please don’t kill it, offer it to others, i know if i was in your area i’d come get it. i grow both black and golden bamboo here in florida and can tell you you’d have to put a lot of poison on the ground to kill it completely. digging it up is the best means of removal.
I was interested in your comment on the Bamboo plant killer. I have Chinese Elms and they are an extremely prolific grower, which I am constantly fighting. I was wondering if your method of killer would work?
1 Gallon of W Vinegar+1 cup of Salt + 1tablespoon of Dish soap kills weeds.
Be careful though it kills plants near to it too
And its much safer to the enviroment
Please STOP using Round up
Nola Martin says
We planted our black bamboo in a heavy plastic stock watering container that is used for farm animals. It’s about 3ft by 5ft and the bamboo cannot go any further than that. We left the bottom in the container but poked drain holes in it. Our bamboo is doing great and has been in the ground for about 4 years now.

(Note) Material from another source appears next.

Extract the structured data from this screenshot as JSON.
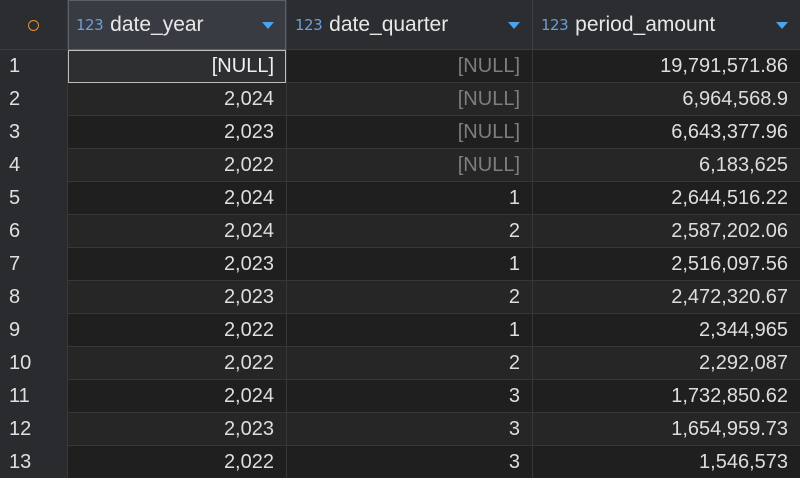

great idea thanks
what climate are you in Nola ?
Now, that planter sounds like the solution! I think bamboo looks so beautiful and I was almost dissuaded from thinking of planting it until I saw your response. Thank you!
I had planted bamboo, and wasn’t told of th einvasive aspects, as soon as I found out, I took it out,,, a neighbor down the street has some, its slowly overtaking his entire back yard and is a nuisance.

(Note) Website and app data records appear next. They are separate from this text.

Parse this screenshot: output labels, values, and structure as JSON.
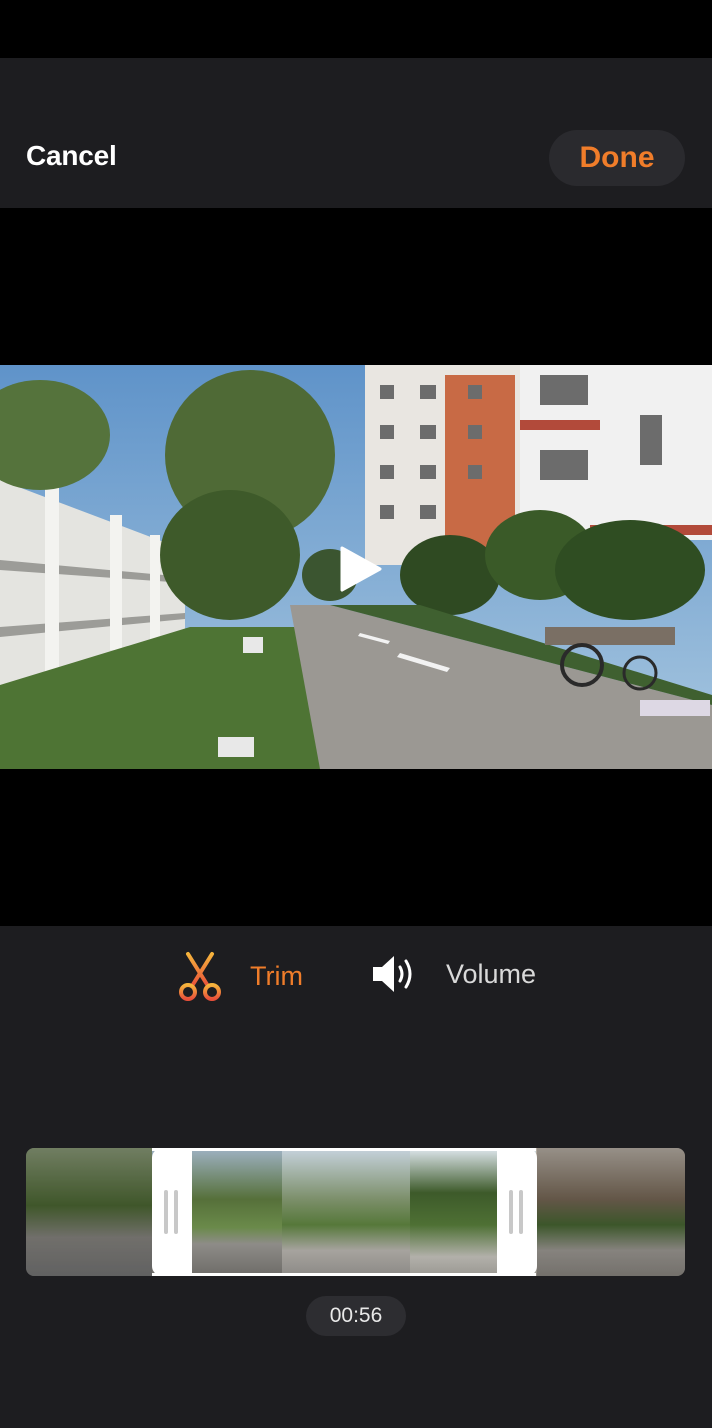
{
  "header": {
    "cancel_label": "Cancel",
    "done_label": "Done"
  },
  "video": {
    "state": "paused",
    "play_icon": "play-icon"
  },
  "tools": {
    "trim": {
      "label": "Trim",
      "icon": "scissors-icon",
      "active": true
    },
    "volume": {
      "label": "Volume",
      "icon": "speaker-icon",
      "active": false
    }
  },
  "timeline": {
    "duration": "00:56",
    "frame_count": 7
  },
  "colors": {
    "accent": "#f07d2a",
    "panel": "#1d1d20",
    "button_bg": "#2a2a2e"
  }
}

The best advice I can give is to dig deep, try to remove all of the rooting system, and then throw salt on the dirt, supposedly nothing will grow after you put salt, but in a few years im sure the earth can be amended with leaves, and compost and veggie leftovers,,,, the best advice I can give.

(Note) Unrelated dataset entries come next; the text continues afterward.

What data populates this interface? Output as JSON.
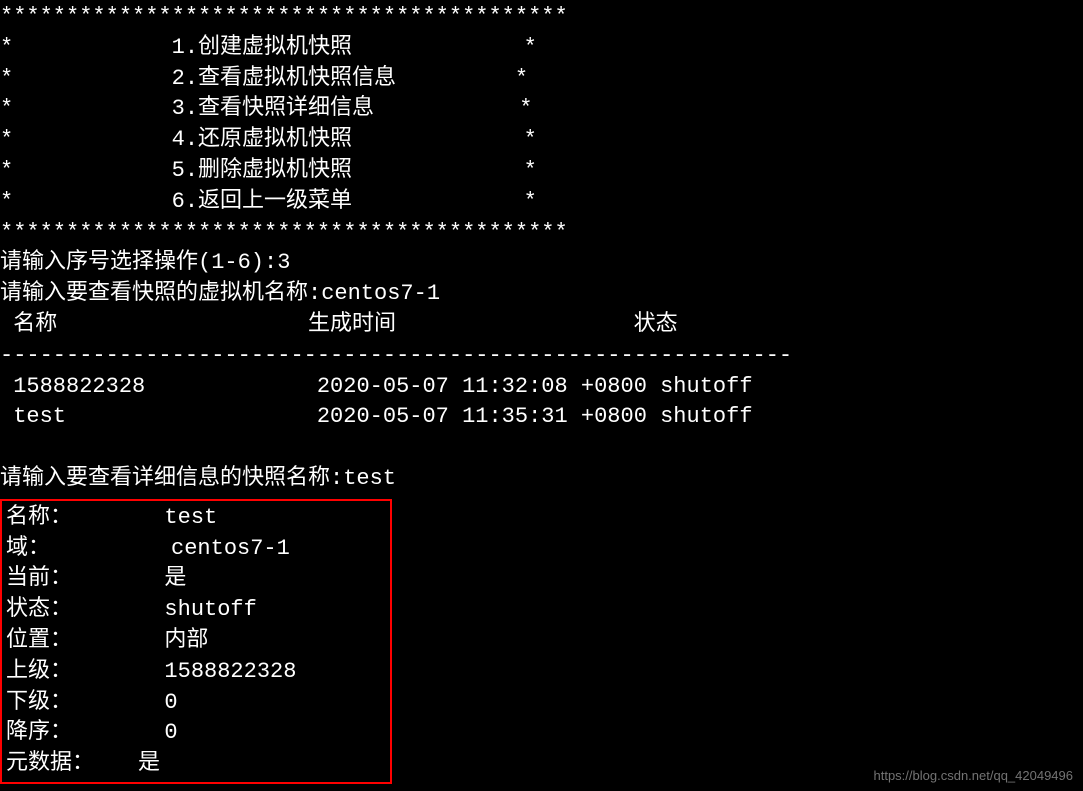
{
  "menu": {
    "border": "*******************************************",
    "items": [
      "*            1.创建虚拟机快照             *",
      "*            2.查看虚拟机快照信息         *",
      "*            3.查看快照详细信息           *",
      "*            4.还原虚拟机快照             *",
      "*            5.删除虚拟机快照             *",
      "*            6.返回上一级菜单             *"
    ]
  },
  "prompts": {
    "select_op": "请输入序号选择操作(1-6):3",
    "vm_name": "请输入要查看快照的虚拟机名称:centos7-1",
    "snapshot_name": "请输入要查看详细信息的快照名称:test"
  },
  "table": {
    "header": " 名称                   生成时间                  状态",
    "divider": "------------------------------------------------------------",
    "rows": [
      " 1588822328             2020-05-07 11:32:08 +0800 shutoff",
      " test                   2020-05-07 11:35:31 +0800 shutoff"
    ]
  },
  "details": {
    "name_label": "名称：",
    "name_value": "test",
    "domain_label": "域：",
    "domain_value": "centos7-1",
    "current_label": "当前：",
    "current_value": "是",
    "state_label": "状态：",
    "state_value": "shutoff",
    "location_label": "位置：",
    "location_value": "内部",
    "parent_label": "上级：",
    "parent_value": "1588822328",
    "children_label": "下级：",
    "children_value": "0",
    "descendants_label": "降序：",
    "descendants_value": "0",
    "metadata_label": "元数据：",
    "metadata_value": "是"
  },
  "watermark": "https://blog.csdn.net/qq_42049496"
}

Also, I planted mine in Cancun, we are 10 degrees warmer than Hawaii, and let me tell you that the sun is very strong here and its never stopped the bamboo from growing,,,, advice, plant another type of hedge,,,,,,, god luck to all.
use a mixture of 1 gallon of W vinegar 1/2 -1 cup of salt and 1tea-tablespoon of dish soap
It kills weeds but be careful it will also kill close by plants
I have 5 bamboo plants one of which has black bamboo poles how can i tell which is which as to runner or spinner as Jen asks too please
How do I know if I have a “spinner” or a “runner” bamboo? Is there a way to tell by looking at it?
DON’T PLANT [email protected]!!!!
Charline Jolly says
There is a plant called “cane” that looks a lot like bamboo, and is a terrible pest. My neighbor planted it and we fought those rhizomes the whole time I lived there. I think this is the plant that gives bamboo it’s invasive reputation.
hi… in order to know if its a clumber or runner you need to know its species or just watch its growing habits. in a year or 2 it will shows its growing tendencies.
One way to figure out runners from clumpers is to look at the cane/shoot. I’m not sure if this works with all bamboo but if it has a completely round shoot it’s a clumping bamboo. If it has a flat/indentation “running” Up The cane/shoot then it’s a running kind. I have a running bamboo in my back yard and it’s amazing. I bought my house with it already established and it has never had a problem yet. It does grow well but it’s somehow contained. I’d like to find out how its contained in its approx. 40 foot square area but I’m scared to ruin it’s barrier if it even has one. Just looking at it would would never tell a barrier is there.